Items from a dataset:
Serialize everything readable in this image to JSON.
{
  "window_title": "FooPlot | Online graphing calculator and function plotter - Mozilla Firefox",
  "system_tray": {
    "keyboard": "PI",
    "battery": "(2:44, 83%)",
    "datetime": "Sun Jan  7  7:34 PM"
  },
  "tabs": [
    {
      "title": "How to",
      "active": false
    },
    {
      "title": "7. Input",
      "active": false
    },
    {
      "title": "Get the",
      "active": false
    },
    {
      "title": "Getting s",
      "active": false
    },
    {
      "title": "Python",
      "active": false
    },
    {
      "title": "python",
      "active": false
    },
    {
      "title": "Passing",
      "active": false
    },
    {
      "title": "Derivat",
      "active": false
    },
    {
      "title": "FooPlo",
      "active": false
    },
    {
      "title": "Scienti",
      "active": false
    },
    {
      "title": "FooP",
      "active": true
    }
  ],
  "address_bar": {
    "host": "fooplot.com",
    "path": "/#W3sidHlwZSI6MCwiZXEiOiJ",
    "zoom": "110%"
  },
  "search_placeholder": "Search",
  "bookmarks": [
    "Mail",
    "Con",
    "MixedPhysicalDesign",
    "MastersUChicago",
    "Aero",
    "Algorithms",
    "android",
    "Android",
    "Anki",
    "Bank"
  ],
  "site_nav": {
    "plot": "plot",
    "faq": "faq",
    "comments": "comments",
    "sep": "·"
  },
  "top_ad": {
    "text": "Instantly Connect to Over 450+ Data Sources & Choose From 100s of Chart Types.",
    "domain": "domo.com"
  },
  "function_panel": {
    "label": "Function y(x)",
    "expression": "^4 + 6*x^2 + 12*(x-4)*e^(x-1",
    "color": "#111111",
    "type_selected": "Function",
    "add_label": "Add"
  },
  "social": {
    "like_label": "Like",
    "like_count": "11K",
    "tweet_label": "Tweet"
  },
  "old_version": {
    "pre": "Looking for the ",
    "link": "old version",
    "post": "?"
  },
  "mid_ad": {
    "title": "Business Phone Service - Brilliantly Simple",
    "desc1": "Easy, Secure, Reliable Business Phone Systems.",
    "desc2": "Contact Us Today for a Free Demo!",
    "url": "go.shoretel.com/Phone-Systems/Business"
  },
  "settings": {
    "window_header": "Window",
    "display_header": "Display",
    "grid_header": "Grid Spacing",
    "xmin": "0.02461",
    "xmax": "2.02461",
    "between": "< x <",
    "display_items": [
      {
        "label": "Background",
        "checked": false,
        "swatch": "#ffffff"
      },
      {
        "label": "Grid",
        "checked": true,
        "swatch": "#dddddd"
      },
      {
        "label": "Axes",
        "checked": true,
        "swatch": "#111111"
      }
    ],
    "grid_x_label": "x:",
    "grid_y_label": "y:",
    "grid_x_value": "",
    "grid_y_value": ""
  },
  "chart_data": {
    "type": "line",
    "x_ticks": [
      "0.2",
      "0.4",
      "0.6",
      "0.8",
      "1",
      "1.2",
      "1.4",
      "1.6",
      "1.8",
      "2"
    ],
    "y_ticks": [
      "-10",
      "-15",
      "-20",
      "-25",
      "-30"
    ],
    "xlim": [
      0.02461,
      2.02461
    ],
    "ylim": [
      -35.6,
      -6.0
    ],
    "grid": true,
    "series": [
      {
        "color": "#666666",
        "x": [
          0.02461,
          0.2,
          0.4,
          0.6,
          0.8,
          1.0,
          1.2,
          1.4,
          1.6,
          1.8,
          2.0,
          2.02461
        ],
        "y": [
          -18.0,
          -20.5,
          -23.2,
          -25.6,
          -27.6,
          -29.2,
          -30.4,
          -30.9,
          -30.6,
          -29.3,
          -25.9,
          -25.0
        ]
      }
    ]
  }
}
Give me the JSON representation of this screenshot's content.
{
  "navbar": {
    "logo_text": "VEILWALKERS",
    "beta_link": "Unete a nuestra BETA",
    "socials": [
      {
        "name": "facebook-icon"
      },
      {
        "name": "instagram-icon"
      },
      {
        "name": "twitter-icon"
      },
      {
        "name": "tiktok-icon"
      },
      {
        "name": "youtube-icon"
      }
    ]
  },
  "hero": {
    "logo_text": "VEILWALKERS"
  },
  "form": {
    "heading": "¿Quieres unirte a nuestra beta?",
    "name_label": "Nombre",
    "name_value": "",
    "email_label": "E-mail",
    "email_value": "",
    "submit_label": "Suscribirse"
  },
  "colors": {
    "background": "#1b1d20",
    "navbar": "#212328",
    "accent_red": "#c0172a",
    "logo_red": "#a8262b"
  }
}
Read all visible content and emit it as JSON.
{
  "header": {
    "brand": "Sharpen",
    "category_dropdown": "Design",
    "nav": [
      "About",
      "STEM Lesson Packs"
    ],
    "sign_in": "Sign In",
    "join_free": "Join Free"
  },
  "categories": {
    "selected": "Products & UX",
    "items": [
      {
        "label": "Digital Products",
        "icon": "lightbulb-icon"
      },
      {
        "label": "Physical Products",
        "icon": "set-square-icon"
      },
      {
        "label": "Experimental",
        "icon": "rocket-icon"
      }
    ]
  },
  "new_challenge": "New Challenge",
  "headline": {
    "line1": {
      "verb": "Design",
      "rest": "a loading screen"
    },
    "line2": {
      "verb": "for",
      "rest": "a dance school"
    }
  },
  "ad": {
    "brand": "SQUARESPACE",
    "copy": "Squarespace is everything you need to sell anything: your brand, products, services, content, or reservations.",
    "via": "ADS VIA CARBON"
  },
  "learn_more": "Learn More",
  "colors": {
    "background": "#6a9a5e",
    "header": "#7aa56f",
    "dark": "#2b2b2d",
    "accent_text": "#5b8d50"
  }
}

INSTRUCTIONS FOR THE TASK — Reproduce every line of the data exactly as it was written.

SOLUTION TO THE PROBLEM —
Serialize everything readable in this image to JSON.
{
  "window_title": "FooPlot | Online graphing calculator and function plotter - Mozilla Firefox",
  "system_tray": {
    "keyboard": "PI",
    "battery": "(2:44, 83%)",
    "datetime": "Sun Jan  7  7:34 PM"
  },
  "tabs": [
    {
      "title": "How to",
      "active": false
    },
    {
      "title": "7. Input",
      "active": false
    },
    {
      "title": "Get the",
      "active": false
    },
    {
      "title": "Getting s",
      "active": false
    },
    {
      "title": "Python",
      "active": false
    },
    {
      "title": "python",
      "active": false
    },
    {
      "title": "Passing",
      "active": false
    },
    {
      "title": "Derivat",
      "active": false
    },
    {
      "title": "FooPlo",
      "active": false
    },
    {
      "title": "Scienti",
      "active": false
    },
    {
      "title": "FooP",
      "active": true
    }
  ],
  "address_bar": {
    "host": "fooplot.com",
    "path": "/#W3sidHlwZSI6MCwiZXEiOiJ",
    "zoom": "110%"
  },
  "search_placeholder": "Search",
  "bookmarks": [
    "Mail",
    "Con",
    "MixedPhysicalDesign",
    "MastersUChicago",
    "Aero",
    "Algorithms",
    "android",
    "Android",
    "Anki",
    "Bank"
  ],
  "site_nav": {
    "plot": "plot",
    "faq": "faq",
    "comments": "comments",
    "sep": "·"
  },
  "top_ad": {
    "text": "Instantly Connect to Over 450+ Data Sources & Choose From 100s of Chart Types.",
    "domain": "domo.com"
  },
  "function_panel": {
    "label": "Function y(x)",
    "expression": "^4 + 6*x^2 + 12*(x-4)*e^(x-1",
    "color": "#111111",
    "type_selected": "Function",
    "add_label": "Add"
  },
  "social": {
    "like_label": "Like",
    "like_count": "11K",
    "tweet_label": "Tweet"
  },
  "old_version": {
    "pre": "Looking for the ",
    "link": "old version",
    "post": "?"
  },
  "mid_ad": {
    "title": "Business Phone Service - Brilliantly Simple",
    "desc1": "Easy, Secure, Reliable Business Phone Systems.",
    "desc2": "Contact Us Today for a Free Demo!",
    "url": "go.shoretel.com/Phone-Systems/Business"
  },
  "settings": {
    "window_header": "Window",
    "display_header": "Display",
    "grid_header": "Grid Spacing",
    "xmin": "0.02461",
    "xmax": "2.02461",
    "between": "< x <",
    "display_items": [
      {
        "label": "Background",
        "checked": false,
        "swatch": "#ffffff"
      },
      {
        "label": "Grid",
        "checked": true,
        "swatch": "#dddddd"
      },
      {
        "label": "Axes",
        "checked": true,
        "swatch": "#111111"
      }
    ],
    "grid_x_label": "x:",
    "grid_y_label": "y:",
    "grid_x_value": "",
    "grid_y_value": ""
  },
  "chart_data": {
    "type": "line",
    "x_ticks": [
      "0.2",
      "0.4",
      "0.6",
      "0.8",
      "1",
      "1.2",
      "1.4",
      "1.6",
      "1.8",
      "2"
    ],
    "y_ticks": [
      "-10",
      "-15",
      "-20",
      "-25",
      "-30"
    ],
    "xlim": [
      0.02461,
      2.02461
    ],
    "ylim": [
      -35.6,
      -6.0
    ],
    "grid": true,
    "series": [
      {
        "color": "#666666",
        "x": [
          0.02461,
          0.2,
          0.4,
          0.6,
          0.8,
          1.0,
          1.2,
          1.4,
          1.6,
          1.8,
          2.0,
          2.02461
        ],
        "y": [
          -18.0,
          -20.5,
          -23.2,
          -25.6,
          -27.6,
          -29.2,
          -30.4,
          -30.9,
          -30.6,
          -29.3,
          -25.9,
          -25.0
        ]
      }
    ]
  }
}
Give me the JSON representation of this screenshot's content.
{
  "navbar": {
    "logo_text": "VEILWALKERS",
    "beta_link": "Unete a nuestra BETA",
    "socials": [
      {
        "name": "facebook-icon"
      },
      {
        "name": "instagram-icon"
      },
      {
        "name": "twitter-icon"
      },
      {
        "name": "tiktok-icon"
      },
      {
        "name": "youtube-icon"
      }
    ]
  },
  "hero": {
    "logo_text": "VEILWALKERS"
  },
  "form": {
    "heading": "¿Quieres unirte a nuestra beta?",
    "name_label": "Nombre",
    "name_value": "",
    "email_label": "E-mail",
    "email_value": "",
    "submit_label": "Suscribirse"
  },
  "colors": {
    "background": "#1b1d20",
    "navbar": "#212328",
    "accent_red": "#c0172a",
    "logo_red": "#a8262b"
  }
}
Read all visible content and emit it as JSON.
{
  "header": {
    "brand": "Sharpen",
    "category_dropdown": "Design",
    "nav": [
      "About",
      "STEM Lesson Packs"
    ],
    "sign_in": "Sign In",
    "join_free": "Join Free"
  },
  "categories": {
    "selected": "Products & UX",
    "items": [
      {
        "label": "Digital Products",
        "icon": "lightbulb-icon"
      },
      {
        "label": "Physical Products",
        "icon": "set-square-icon"
      },
      {
        "label": "Experimental",
        "icon": "rocket-icon"
      }
    ]
  },
  "new_challenge": "New Challenge",
  "headline": {
    "line1": {
      "verb": "Design",
      "rest": "a loading screen"
    },
    "line2": {
      "verb": "for",
      "rest": "a dance school"
    }
  },
  "ad": {
    "brand": "SQUARESPACE",
    "copy": "Squarespace is everything you need to sell anything: your brand, products, services, content, or reservations.",
    "via": "ADS VIA CARBON"
  },
  "learn_more": "Learn More",
  "colors": {
    "background": "#6a9a5e",
    "header": "#7aa56f",
    "dark": "#2b2b2d",
    "accent_text": "#5b8d50"
  }
}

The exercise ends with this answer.